**Your objective**
Copy every record word for word.

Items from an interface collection
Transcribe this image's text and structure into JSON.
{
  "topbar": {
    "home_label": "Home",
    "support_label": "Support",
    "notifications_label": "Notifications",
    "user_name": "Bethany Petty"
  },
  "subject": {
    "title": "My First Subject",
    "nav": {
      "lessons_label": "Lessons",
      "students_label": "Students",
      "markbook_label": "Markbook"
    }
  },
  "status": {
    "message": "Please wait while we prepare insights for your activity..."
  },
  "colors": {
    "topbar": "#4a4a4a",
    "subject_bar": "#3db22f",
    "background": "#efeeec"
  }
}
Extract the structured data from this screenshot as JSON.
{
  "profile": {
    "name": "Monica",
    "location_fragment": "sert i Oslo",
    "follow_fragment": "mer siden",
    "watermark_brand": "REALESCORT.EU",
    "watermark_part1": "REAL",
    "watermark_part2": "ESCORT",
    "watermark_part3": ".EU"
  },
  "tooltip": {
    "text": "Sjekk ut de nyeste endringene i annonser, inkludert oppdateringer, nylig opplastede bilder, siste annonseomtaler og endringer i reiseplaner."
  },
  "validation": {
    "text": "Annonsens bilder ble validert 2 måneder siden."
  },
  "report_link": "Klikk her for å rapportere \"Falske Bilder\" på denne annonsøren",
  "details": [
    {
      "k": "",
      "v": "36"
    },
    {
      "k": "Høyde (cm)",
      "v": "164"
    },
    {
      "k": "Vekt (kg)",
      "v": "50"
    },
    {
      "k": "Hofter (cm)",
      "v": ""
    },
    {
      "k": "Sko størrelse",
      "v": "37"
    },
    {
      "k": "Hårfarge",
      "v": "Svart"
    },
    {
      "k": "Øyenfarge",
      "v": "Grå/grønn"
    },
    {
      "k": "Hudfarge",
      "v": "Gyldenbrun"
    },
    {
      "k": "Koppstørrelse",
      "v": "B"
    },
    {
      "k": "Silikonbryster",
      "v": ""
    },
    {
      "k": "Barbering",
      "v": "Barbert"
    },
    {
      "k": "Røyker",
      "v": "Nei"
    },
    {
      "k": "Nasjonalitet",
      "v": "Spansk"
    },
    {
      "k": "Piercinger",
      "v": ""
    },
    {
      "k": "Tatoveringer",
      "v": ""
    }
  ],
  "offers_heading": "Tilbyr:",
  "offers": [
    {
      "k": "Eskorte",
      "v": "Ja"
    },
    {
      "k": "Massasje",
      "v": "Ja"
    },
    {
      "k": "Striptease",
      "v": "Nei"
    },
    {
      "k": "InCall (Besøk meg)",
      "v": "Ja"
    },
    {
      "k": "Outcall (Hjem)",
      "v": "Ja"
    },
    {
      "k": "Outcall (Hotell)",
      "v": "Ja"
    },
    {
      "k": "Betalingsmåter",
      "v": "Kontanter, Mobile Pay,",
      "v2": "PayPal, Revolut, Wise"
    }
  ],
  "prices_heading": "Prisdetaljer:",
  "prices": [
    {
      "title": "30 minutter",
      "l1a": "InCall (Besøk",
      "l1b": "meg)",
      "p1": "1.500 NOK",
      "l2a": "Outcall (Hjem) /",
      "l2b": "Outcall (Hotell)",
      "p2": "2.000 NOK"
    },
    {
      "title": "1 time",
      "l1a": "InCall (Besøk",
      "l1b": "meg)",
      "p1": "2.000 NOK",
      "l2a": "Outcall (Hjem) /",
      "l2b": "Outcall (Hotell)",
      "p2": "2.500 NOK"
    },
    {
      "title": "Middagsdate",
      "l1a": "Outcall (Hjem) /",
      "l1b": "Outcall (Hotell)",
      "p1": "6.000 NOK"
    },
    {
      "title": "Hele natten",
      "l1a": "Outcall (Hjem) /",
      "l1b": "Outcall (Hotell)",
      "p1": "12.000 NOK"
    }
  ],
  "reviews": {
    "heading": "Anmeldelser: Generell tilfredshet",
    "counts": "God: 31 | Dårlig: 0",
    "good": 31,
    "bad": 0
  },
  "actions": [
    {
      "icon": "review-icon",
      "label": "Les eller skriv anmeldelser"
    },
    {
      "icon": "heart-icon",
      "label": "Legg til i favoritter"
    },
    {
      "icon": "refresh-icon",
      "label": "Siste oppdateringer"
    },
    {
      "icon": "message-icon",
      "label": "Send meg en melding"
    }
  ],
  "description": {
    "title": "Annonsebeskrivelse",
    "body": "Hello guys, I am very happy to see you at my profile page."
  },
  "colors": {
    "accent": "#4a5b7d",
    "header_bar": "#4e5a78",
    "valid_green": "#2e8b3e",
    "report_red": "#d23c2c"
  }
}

**Your solution**
Transcribe this image's text and structure into JSON.
{
  "topbar": {
    "home_label": "Home",
    "support_label": "Support",
    "notifications_label": "Notifications",
    "user_name": "Bethany Petty"
  },
  "subject": {
    "title": "My First Subject",
    "nav": {
      "lessons_label": "Lessons",
      "students_label": "Students",
      "markbook_label": "Markbook"
    }
  },
  "status": {
    "message": "Please wait while we prepare insights for your activity..."
  },
  "colors": {
    "topbar": "#4a4a4a",
    "subject_bar": "#3db22f",
    "background": "#efeeec"
  }
}
Extract the structured data from this screenshot as JSON.
{
  "profile": {
    "name": "Monica",
    "location_fragment": "sert i Oslo",
    "follow_fragment": "mer siden",
    "watermark_brand": "REALESCORT.EU",
    "watermark_part1": "REAL",
    "watermark_part2": "ESCORT",
    "watermark_part3": ".EU"
  },
  "tooltip": {
    "text": "Sjekk ut de nyeste endringene i annonser, inkludert oppdateringer, nylig opplastede bilder, siste annonseomtaler og endringer i reiseplaner."
  },
  "validation": {
    "text": "Annonsens bilder ble validert 2 måneder siden."
  },
  "report_link": "Klikk her for å rapportere \"Falske Bilder\" på denne annonsøren",
  "details": [
    {
      "k": "",
      "v": "36"
    },
    {
      "k": "Høyde (cm)",
      "v": "164"
    },
    {
      "k": "Vekt (kg)",
      "v": "50"
    },
    {
      "k": "Hofter (cm)",
      "v": ""
    },
    {
      "k": "Sko størrelse",
      "v": "37"
    },
    {
      "k": "Hårfarge",
      "v": "Svart"
    },
    {
      "k": "Øyenfarge",
      "v": "Grå/grønn"
    },
    {
      "k": "Hudfarge",
      "v": "Gyldenbrun"
    },
    {
      "k": "Koppstørrelse",
      "v": "B"
    },
    {
      "k": "Silikonbryster",
      "v": ""
    },
    {
      "k": "Barbering",
      "v": "Barbert"
    },
    {
      "k": "Røyker",
      "v": "Nei"
    },
    {
      "k": "Nasjonalitet",
      "v": "Spansk"
    },
    {
      "k": "Piercinger",
      "v": ""
    },
    {
      "k": "Tatoveringer",
      "v": ""
    }
  ],
  "offers_heading": "Tilbyr:",
  "offers": [
    {
      "k": "Eskorte",
      "v": "Ja"
    },
    {
      "k": "Massasje",
      "v": "Ja"
    },
    {
      "k": "Striptease",
      "v": "Nei"
    },
    {
      "k": "InCall (Besøk meg)",
      "v": "Ja"
    },
    {
      "k": "Outcall (Hjem)",
      "v": "Ja"
    },
    {
      "k": "Outcall (Hotell)",
      "v": "Ja"
    },
    {
      "k": "Betalingsmåter",
      "v": "Kontanter, Mobile Pay,",
      "v2": "PayPal, Revolut, Wise"
    }
  ],
  "prices_heading": "Prisdetaljer:",
  "prices": [
    {
      "title": "30 minutter",
      "l1a": "InCall (Besøk",
      "l1b": "meg)",
      "p1": "1.500 NOK",
      "l2a": "Outcall (Hjem) /",
      "l2b": "Outcall (Hotell)",
      "p2": "2.000 NOK"
    },
    {
      "title": "1 time",
      "l1a": "InCall (Besøk",
      "l1b": "meg)",
      "p1": "2.000 NOK",
      "l2a": "Outcall (Hjem) /",
      "l2b": "Outcall (Hotell)",
      "p2": "2.500 NOK"
    },
    {
      "title": "Middagsdate",
      "l1a": "Outcall (Hjem) /",
      "l1b": "Outcall (Hotell)",
      "p1": "6.000 NOK"
    },
    {
      "title": "Hele natten",
      "l1a": "Outcall (Hjem) /",
      "l1b": "Outcall (Hotell)",
      "p1": "12.000 NOK"
    }
  ],
  "reviews": {
    "heading": "Anmeldelser: Generell tilfredshet",
    "counts": "God: 31 | Dårlig: 0",
    "good": 31,
    "bad": 0
  },
  "actions": [
    {
      "icon": "review-icon",
      "label": "Les eller skriv anmeldelser"
    },
    {
      "icon": "heart-icon",
      "label": "Legg til i favoritter"
    },
    {
      "icon": "refresh-icon",
      "label": "Siste oppdateringer"
    },
    {
      "icon": "message-icon",
      "label": "Send meg en melding"
    }
  ],
  "description": {
    "title": "Annonsebeskrivelse",
    "body": "Hello guys, I am very happy to see you at my profile page."
  },
  "colors": {
    "accent": "#4a5b7d",
    "header_bar": "#4e5a78",
    "valid_green": "#2e8b3e",
    "report_red": "#d23c2c"
  }
}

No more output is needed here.